This legislation responds to the co-ordinated effort to force health-care providers – hospitals, insurance providers, and outpatient clinics – to provide, pay for, and make referrals for abortion.
"Forced abortion participation has no place in a country that respects the right of conscience for all," said Cathy Cleaver Ruse, Esq., the director of planning and Information for the USCCB Secretariat for Pro-Life Activities. "Congress has another opportunity to protect health-care providers who do not want to participate in abortions.”
On Dec. 8, Congressman Mike Bilirakis (R-FL) re-introduced the bipartisan Abortion Non-Discrimination Act (ANDA) in the House of Representatives, H.R. 3664. The bill had previously passed the House in 2002. Senate bill S. 1397, introduced by Senator Judd Gregg (R-NH), also enjoys bipartisan sponsorship.
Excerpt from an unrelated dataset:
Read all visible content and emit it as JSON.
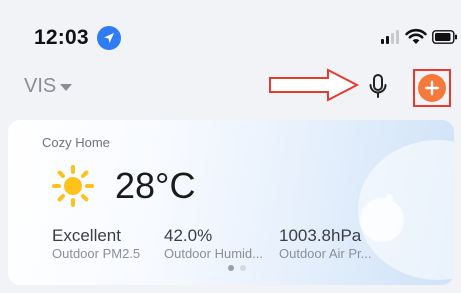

This legislation would prohibit governmental discrimination against health-care providers, who decline to be involved in abortion.
Current federal law already protects "health-care entities" from having to perform or provide for abortions, but it has been interpreted to protect only individual physicians and training programs, leaving hospitals, health plans, nurses, and other health-care participants without protection.
"ANDA simply clarifies what should be obvious," Ruse stated. "Legal protection for 'health-care entities' includes the full range of participants who provide health care. No one who provides health care should be forced to participate in abortion.
"The irony here cannot be ignored: The same abortion advocates, who promote a 'right to choose', deny the right of health-care providers to choose not to perform abortion," Ruse noted. "They tell us: ‘If you don't like abortion, don't have one.' Pro-life health providers must be able to say: 'We don't like abortion, so don't force us to perform them.'
"We urge Congress to act swiftly in the New Year to pass this common-sense protection for the rights of conscience," she said.